A federal grand jury has indicted Rota Mayor Efraim M. Atalig after he allegedly arranged a government-funded trip from Rota to Guam for himself and 12 others, including eight municipal employees, on an allegedly false claim that he was going to check for surplus equipment at the Naval Base in Guam. According to the allegation, he actually went there to participate in a partisan political rally last June 23 in Mangilao.
The indictment charged Atalig with one count of wire fraud. It was filed last Thursday before the U.S. District Court for the NMI, but designated Judge David O. Carter unsealed the matter last Friday at the request of assistant U.S. attorney James J. Benedetto.
Atalig was not arrested; he was only summoned to appear in the U.S. District Court for the NMI for his initial appearance hearing on Wednesday at 1:30pm.
As this developed, the Office of the Attorney General also filed Friday criminal charges in Superior Court against 57-year-old Atalig and seven others Rota municipal officials in connection with the Guam political rally.
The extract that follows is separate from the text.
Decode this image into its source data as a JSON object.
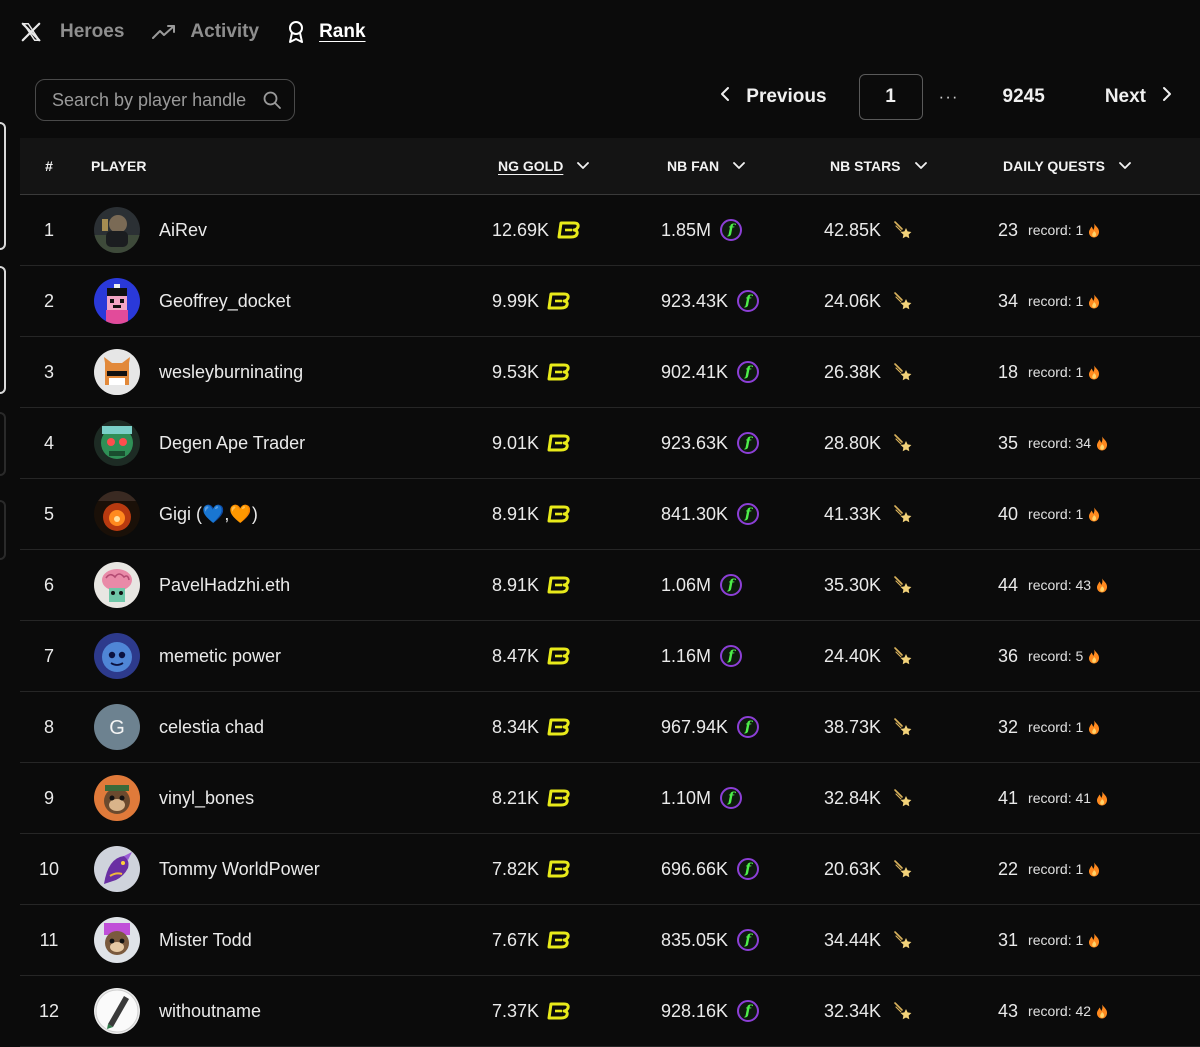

The seven defendants are Labor Department resident director Dexter Apatang, 46; Public Works Department resident director Vanessa Charfauros, 42; Commerce Department resident director Dean Manglona, 35; Public Safety Department resident director Eusebio Manglona, 43; resident director for the Department of Finance Josepha Manglona, 56; resident deputy commissioner for the Department of Fire and Emergency and Medical Services Dennis Mendiola, 38; and resident director for the Department of Community and Cultural Affairs Magdalena Mesngon, 49.
In the local court case, the information charged Atalig and the seven other co-defendants each with theft and misconduct in public office.
A Saipan Tribune source disclosed that the OAG issued penal summons against Atalig and his seven co-defendants to appear for an arraignment on Sept. 28, 2018.
Beginning in June 2018, Atalig allegedly arranged a government-funded trip from Rota to Guam for himself and 12 other persons, including Rota municipal employees, by means of false claims and under fraudulent pretenses.
According to seven of the 10 CNMI government travel authorizations signed by Atalig, the purpose of the trip was to go to “DRMO” at the Naval Base Guam to look for surplus equipment and “travel to be performed in the interest of the CNMI gov’t,” according to Benedetto in the indictment.
DRMO refers to a U.S. Department of Defense office formerly known as the Defense Reutilization and Marketing Office, but now called DLA Disposition Services.
One function of DRMO is to sell surplus and used federal equipment.
During the trip, Benedetto said, Atalig did not go to DRMO at all. He said no participant on the trip made an advance appointment with DRMO, as was required.
He said the true purpose of the trip was to participate in a partisan political rally held last June 23 in Mangilao.
Atalig also allegedly authorized payments using government funds to pay per diems and other expenses for himself and up to eight people, as well as to charter two roundtrip air flights from Rota to Guam, departing last June 20 and returning last June 25. The total amount of payments allegedly exceeded $10,000 in CNMI government funds for per diems, airfare, and other expenses, for Atalig and up to eight people.
Benedetto said federal and CNMI law restricts the use of public funds, time, personnel, or equipment for political or campaign activity, according to the indictment.
Atalig, a Republican, is seeking re-election.
Last June 6, Atalig allegedly sent an email using email address email@example.com to firstname.lastname@example.org, reserving two charter flights from Rota to Guam.
If he is convicted, Atalig will forfeit to the U.S. the money equal to the total value of proceeds from the commission of the offense.
In the local court case, assistant attorney general Heather P. Barcinas stated in the information that the alleged offenses happened between June 20 and 25, 2018, on Rota.
Atalig allegedly used the Rota Imprest Fund to charter two planes valued at $6,553 for himself, several public officials, and his family to travel from Rota to Guam and return to Rota.
Atalig allegedly used police services to provide security for himself valued at $408, took government per diem in the amount of $1,015, and claimed $865 in salary compensation to attend the Republican campaign rally on Guam last June 23.
Atalig and the seven other co-defendants, as public officials, allegedly “performed illegal acts under the color of office.”
Apatang allegedly took government per diem in the amount of $400, and claimed $519 in salary compensation; Charfauros $400 in per diem and $519 in salary compensation; Dean Manglona 1,196 in per diem and $519 in salary compensation; Eusebio Manglona $1,268 in per diem and $519 in salary compensation; Josepha Manglona $938 in per diem and $519 in salary compensation; Dennis Manglona $918 in per diem and $519 in salary compensation; and Mesngon $1,253 in per diem and $519 in salary compensation.